Aldermen approved the designation of “priority routes” for the sidewalk policy, as amended.
Hamby provided an update on the 2014 Street Improvement Plan.
Hamby told the group that the plan proposed $52,500 in programmed chip seal; $10,500 in unprogrammed maintenance; and no asphalt overlay. At least 60 blocks were to be addressed.
The total cost for 2014 Street Improvement Plan was $42,851.14. A total of 113.75 blocks were addressed.
A map was provided showing the proposed and completed blocks.
Utilities Superintendent Aaron Rentfro told the group that this item would approve the donation of 10 lights to the fairgrounds with an approximate value of $2,500.
These lights were purchased approximately 18 years ago and never installed, due to project changes and new high efficient low amp fixtures.
The only stipulation with this donation would be that the lights could only be used at the Vandalia fairgrounds.
Aldermen authorized the donation.
Electronic Payment Options
Finance Officer Sharon Myers told the group that currently the city accepts only cash or checks. These options do not cost the city, but some electronic methods will incur a cost. The city has the option to cover the costs ourselves or pass along most of the costs to the customer through a “convenience fee”.
Some options that could be offered are Preauthorized Bank Debit; Recurring Credit or Debit Cards; One-time Credit or Debit Cards. There could also be an option for a customer to request a one-time bank draft, either through our bank or through our utility billing website.
The board could either pass any direct cost of taking optional payment forms (credit/debit cards, etc.) back to the user or elect to take the cost from the budget.
If it decides to charge a convenience fee to the customer, the cost would be a flat $3.95 per transaction.
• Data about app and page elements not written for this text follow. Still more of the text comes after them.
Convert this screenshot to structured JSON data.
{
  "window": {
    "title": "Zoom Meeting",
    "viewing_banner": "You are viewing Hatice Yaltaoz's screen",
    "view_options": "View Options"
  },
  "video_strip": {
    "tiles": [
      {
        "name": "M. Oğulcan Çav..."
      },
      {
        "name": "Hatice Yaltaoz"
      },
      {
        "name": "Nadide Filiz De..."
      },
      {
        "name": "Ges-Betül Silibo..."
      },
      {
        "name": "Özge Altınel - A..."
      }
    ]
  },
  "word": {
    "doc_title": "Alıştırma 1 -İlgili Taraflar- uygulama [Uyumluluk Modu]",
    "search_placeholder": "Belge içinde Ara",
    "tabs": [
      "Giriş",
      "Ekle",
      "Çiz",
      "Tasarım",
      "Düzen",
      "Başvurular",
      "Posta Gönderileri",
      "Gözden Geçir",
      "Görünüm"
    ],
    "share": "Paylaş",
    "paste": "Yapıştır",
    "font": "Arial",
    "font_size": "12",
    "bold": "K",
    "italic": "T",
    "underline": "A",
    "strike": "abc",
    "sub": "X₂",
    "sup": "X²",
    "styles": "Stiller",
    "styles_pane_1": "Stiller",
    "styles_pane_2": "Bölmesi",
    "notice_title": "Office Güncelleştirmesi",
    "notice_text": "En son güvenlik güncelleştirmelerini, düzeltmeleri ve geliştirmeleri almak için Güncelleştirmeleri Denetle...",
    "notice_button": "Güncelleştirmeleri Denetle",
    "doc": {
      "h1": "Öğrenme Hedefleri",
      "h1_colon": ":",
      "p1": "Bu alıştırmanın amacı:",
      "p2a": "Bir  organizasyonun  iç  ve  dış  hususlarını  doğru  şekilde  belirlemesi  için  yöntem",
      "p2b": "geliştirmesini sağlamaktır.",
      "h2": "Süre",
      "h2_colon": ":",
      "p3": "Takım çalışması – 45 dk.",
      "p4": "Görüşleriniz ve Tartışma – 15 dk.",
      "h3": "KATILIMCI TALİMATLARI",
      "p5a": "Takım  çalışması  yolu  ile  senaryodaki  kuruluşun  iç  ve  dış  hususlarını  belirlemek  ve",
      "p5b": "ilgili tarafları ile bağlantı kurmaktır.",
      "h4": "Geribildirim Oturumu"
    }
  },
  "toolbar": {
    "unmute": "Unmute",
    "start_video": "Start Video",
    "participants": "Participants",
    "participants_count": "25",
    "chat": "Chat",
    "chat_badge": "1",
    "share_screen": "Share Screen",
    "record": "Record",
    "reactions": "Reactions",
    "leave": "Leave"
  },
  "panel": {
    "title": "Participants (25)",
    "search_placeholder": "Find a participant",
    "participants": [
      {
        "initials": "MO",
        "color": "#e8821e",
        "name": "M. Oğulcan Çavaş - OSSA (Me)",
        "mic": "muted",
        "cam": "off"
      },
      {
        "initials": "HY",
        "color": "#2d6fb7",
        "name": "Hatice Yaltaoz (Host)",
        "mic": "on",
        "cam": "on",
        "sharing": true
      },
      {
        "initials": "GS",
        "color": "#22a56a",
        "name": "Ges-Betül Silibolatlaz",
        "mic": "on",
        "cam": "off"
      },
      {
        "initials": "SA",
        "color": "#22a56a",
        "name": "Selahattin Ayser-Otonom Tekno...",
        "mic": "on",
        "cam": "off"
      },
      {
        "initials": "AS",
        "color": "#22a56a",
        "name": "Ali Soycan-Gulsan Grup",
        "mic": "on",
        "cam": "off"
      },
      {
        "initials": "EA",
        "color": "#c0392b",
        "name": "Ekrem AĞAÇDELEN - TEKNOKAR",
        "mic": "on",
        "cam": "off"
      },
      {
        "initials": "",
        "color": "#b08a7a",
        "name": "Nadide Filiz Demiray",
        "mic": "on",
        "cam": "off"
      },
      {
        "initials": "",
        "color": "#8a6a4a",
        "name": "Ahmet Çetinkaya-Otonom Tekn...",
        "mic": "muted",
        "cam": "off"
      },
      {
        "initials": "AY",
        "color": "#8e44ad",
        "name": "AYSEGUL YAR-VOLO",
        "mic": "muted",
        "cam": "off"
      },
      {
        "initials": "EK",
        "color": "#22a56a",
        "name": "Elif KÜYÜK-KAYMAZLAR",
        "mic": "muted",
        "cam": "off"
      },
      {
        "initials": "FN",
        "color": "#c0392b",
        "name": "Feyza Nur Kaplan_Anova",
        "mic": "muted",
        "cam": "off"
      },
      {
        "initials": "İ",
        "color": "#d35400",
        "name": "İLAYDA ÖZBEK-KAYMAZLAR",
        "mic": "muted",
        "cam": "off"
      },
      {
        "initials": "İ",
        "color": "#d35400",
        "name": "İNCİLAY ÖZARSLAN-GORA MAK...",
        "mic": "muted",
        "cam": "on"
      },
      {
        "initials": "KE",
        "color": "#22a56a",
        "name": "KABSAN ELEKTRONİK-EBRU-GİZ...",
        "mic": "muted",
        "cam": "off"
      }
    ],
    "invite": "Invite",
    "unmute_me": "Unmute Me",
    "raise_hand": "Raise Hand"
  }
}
The city would pay about $325 per year to be able to provide that service.
Staff recommendation was to offer all of the above forms of payment. It can accept recurring preauthorized bank debits at no charge to our customers. The staff recommends the city also accept credit/debit cards, recurring and one-time, and the option for a one-time bank draft or eCheck, all through the website, and pass the convenience fee charge along to the customers who choose to use those services.
All of these forms of payment are optional to the customer-there are options available at no charge and options that will incur a charge.
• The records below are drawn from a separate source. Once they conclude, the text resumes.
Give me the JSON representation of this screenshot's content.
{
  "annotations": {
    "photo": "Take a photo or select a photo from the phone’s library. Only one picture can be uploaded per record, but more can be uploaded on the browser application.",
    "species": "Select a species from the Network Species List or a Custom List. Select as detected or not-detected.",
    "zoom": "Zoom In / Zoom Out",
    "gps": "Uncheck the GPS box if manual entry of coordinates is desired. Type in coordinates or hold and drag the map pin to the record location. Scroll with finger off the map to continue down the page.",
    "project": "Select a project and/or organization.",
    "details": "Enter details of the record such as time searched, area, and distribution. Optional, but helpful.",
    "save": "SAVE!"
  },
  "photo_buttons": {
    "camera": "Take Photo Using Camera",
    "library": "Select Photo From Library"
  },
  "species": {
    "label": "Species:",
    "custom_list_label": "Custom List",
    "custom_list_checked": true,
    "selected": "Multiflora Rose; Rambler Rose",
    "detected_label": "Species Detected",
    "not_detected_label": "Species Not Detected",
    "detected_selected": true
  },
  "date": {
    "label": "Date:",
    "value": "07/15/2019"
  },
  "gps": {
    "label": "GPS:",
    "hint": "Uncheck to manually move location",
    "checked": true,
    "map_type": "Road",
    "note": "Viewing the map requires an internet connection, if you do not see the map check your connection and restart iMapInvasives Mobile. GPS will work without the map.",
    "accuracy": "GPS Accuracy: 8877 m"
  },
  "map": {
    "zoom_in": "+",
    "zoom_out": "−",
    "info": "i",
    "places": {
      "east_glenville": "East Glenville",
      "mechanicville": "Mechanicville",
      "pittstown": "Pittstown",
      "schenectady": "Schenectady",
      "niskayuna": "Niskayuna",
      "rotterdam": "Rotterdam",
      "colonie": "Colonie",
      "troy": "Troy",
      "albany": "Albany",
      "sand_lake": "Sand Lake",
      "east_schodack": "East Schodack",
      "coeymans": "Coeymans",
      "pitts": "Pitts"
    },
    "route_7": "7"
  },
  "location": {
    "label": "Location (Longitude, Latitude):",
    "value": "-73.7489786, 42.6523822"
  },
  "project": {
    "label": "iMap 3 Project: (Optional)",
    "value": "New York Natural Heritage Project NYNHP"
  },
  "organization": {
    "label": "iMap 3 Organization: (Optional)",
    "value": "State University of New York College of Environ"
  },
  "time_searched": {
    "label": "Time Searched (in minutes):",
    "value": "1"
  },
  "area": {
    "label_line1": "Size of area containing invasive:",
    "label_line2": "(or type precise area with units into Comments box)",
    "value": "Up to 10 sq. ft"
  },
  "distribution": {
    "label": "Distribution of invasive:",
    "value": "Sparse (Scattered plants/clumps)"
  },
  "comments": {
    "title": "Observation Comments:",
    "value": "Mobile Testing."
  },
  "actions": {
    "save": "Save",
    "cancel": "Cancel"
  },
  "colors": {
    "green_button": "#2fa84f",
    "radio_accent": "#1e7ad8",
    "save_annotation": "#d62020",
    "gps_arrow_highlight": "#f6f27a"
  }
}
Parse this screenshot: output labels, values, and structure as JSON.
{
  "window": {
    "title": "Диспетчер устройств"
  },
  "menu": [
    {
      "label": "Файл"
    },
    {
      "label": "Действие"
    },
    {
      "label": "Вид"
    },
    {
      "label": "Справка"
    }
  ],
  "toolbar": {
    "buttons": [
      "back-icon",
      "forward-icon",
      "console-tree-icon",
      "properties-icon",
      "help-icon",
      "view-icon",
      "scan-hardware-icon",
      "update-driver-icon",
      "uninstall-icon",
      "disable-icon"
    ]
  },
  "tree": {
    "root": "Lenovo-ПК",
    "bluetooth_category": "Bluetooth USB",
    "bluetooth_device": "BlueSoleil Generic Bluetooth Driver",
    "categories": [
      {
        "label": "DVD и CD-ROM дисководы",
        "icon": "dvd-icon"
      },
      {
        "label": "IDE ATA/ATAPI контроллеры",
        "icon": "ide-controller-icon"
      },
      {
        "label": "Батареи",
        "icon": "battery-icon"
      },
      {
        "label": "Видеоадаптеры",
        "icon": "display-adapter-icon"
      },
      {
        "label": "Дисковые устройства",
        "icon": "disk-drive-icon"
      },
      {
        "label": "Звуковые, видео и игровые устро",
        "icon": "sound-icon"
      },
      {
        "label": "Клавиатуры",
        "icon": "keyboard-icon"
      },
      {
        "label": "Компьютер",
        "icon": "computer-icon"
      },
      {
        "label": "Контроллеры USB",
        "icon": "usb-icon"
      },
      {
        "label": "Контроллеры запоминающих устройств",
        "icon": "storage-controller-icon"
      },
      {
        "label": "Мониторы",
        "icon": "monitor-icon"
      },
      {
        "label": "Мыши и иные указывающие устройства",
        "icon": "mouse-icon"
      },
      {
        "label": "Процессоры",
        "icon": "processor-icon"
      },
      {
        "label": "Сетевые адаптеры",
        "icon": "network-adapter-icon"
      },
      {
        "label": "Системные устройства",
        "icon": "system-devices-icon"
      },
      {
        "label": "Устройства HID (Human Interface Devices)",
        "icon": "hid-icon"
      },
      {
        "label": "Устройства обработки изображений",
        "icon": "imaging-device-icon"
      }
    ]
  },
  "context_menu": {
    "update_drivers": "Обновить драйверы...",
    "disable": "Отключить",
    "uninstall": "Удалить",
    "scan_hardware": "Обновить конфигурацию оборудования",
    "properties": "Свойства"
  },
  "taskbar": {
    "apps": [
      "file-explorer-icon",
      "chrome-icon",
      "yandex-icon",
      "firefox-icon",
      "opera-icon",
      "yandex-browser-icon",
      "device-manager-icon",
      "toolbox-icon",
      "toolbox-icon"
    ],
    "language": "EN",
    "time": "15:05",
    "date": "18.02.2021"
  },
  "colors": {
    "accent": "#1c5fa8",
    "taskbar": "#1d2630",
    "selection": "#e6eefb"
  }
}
Aldermen authorized the electronic payment options, passing the convenience fee along to the customer.
Winders told the group that the proposed policy was drafted based on previous discussions and industry standards. It includes no change ($100) for verified home owners/buyers. For renters, the deposit would be $400 with possible reduction to $250, $200, or $100 based on credit analysis, co-applicants and rental occupant disclosure. For commercial, the deposit would be a two month average of utilities at the address with possible reduction to $100 based on credit analysis.
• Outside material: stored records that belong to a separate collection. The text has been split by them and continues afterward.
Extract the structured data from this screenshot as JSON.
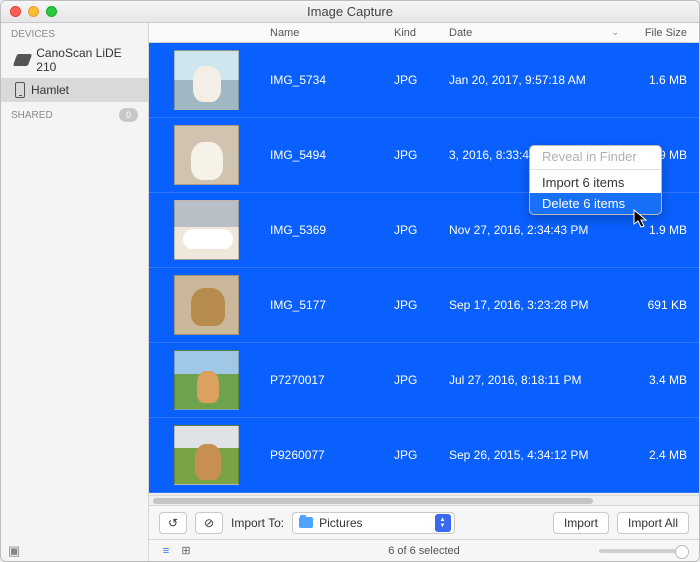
{
  "window": {
    "title": "Image Capture"
  },
  "sidebar": {
    "devices_label": "DEVICES",
    "shared_label": "SHARED",
    "shared_count": "0",
    "items": [
      {
        "label": "CanoScan LiDE 210"
      },
      {
        "label": "Hamlet"
      }
    ]
  },
  "columns": {
    "name": "Name",
    "kind": "Kind",
    "date": "Date",
    "size": "File Size"
  },
  "rows": [
    {
      "name": "IMG_5734",
      "kind": "JPG",
      "date": "Jan 20, 2017, 9:57:18 AM",
      "size": "1.6 MB"
    },
    {
      "name": "IMG_5494",
      "kind": "JPG",
      "date": "3, 2016, 8:33:41 PM",
      "size": "1.9 MB"
    },
    {
      "name": "IMG_5369",
      "kind": "JPG",
      "date": "Nov 27, 2016, 2:34:43 PM",
      "size": "1.9 MB"
    },
    {
      "name": "IMG_5177",
      "kind": "JPG",
      "date": "Sep 17, 2016, 3:23:28 PM",
      "size": "691 KB"
    },
    {
      "name": "P7270017",
      "kind": "JPG",
      "date": "Jul 27, 2016, 8:18:11 PM",
      "size": "3.4 MB"
    },
    {
      "name": "P9260077",
      "kind": "JPG",
      "date": "Sep 26, 2015, 4:34:12 PM",
      "size": "2.4 MB"
    }
  ],
  "context_menu": {
    "reveal": "Reveal in Finder",
    "import": "Import 6 items",
    "delete": "Delete 6 items"
  },
  "toolbar": {
    "rotate_glyph": "↺",
    "deny_glyph": "⊘",
    "import_to_label": "Import To:",
    "folder_name": "Pictures",
    "import_label": "Import",
    "import_all_label": "Import All"
  },
  "status": {
    "list_glyph": "≡",
    "grid_glyph": "⊞",
    "text": "6 of 6 selected",
    "expand_glyph": "▣"
  }
}
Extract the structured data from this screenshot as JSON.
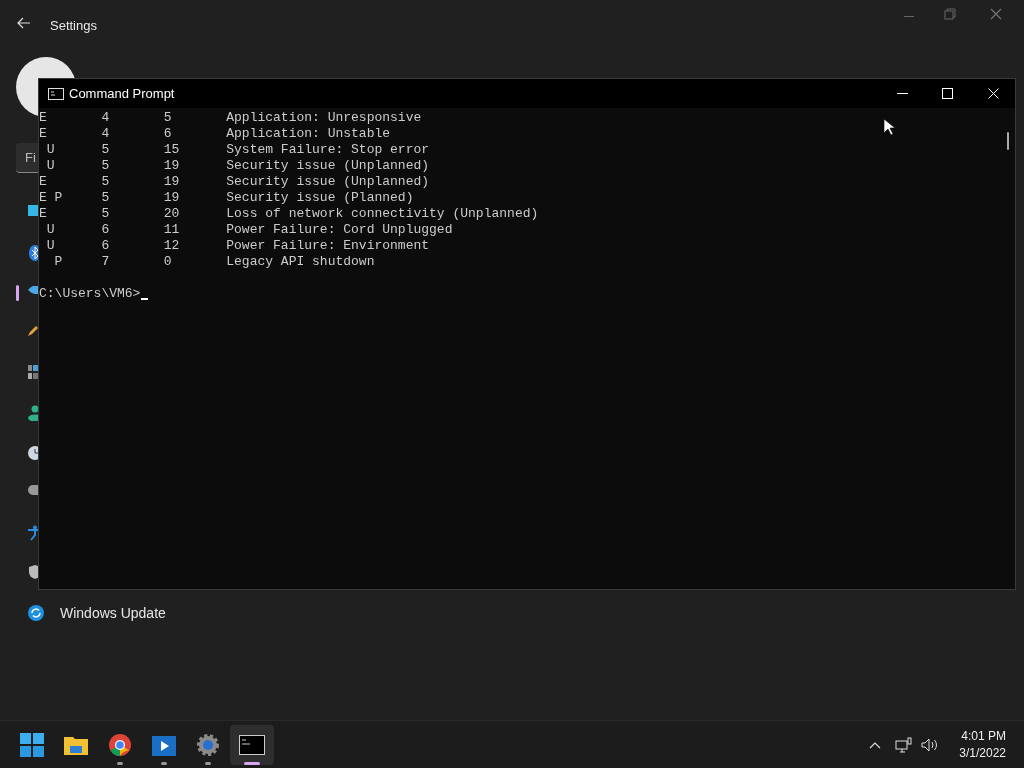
{
  "settings_window": {
    "title": "Settings",
    "search": {
      "placeholder": "Fi"
    },
    "nav_items": [
      {
        "kind": "display",
        "selected": false
      },
      {
        "kind": "bluetooth",
        "selected": false
      },
      {
        "kind": "network",
        "selected": true
      },
      {
        "kind": "brush",
        "selected": false
      },
      {
        "kind": "apps",
        "selected": false
      },
      {
        "kind": "accounts",
        "selected": false
      },
      {
        "kind": "time",
        "selected": false
      },
      {
        "kind": "gaming",
        "selected": false
      },
      {
        "kind": "accessibility",
        "selected": false
      },
      {
        "kind": "privacy",
        "selected": false
      },
      {
        "kind": "update",
        "label": "Windows Update",
        "selected": false
      }
    ]
  },
  "console_window": {
    "title": "Command Prompt",
    "lines": [
      "E       4       5       Application: Unresponsive",
      "E       4       6       Application: Unstable",
      " U      5       15      System Failure: Stop error",
      " U      5       19      Security issue (Unplanned)",
      "E       5       19      Security issue (Unplanned)",
      "E P     5       19      Security issue (Planned)",
      "E       5       20      Loss of network connectivity (Unplanned)",
      " U      6       11      Power Failure: Cord Unplugged",
      " U      6       12      Power Failure: Environment",
      "  P     7       0       Legacy API shutdown",
      "C:\\Users\\VM6>"
    ]
  },
  "taskbar": {
    "apps": [
      {
        "kind": "start",
        "running": false,
        "active": false
      },
      {
        "kind": "explorer",
        "running": false,
        "active": false
      },
      {
        "kind": "chrome",
        "running": true,
        "active": false
      },
      {
        "kind": "video",
        "running": true,
        "active": false
      },
      {
        "kind": "settings",
        "running": true,
        "active": false
      },
      {
        "kind": "terminal",
        "running": true,
        "active": true
      }
    ],
    "time": "4:01 PM",
    "date": "3/1/2022"
  }
}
In order to implement this policy, the city will have to contract with a company that does the credit analysis. The cost will be $360 per year plus a fee for each credit analysis. The fee is currently less than three dollars ($3) per applicant. However, it will be less than $20 for commercial entities. The policy proposes to pass this cost back to the applicant.
As has been discussed, other options are available.
Mayor Kuda asked Winders to explain how property owners could be the responsible party for utilities. Staff outlined the system where only property owners could have utilities in their names.
After discussion, staff was asked to look into this further and bring back more information regarding ideas for this. No action was taken on this item.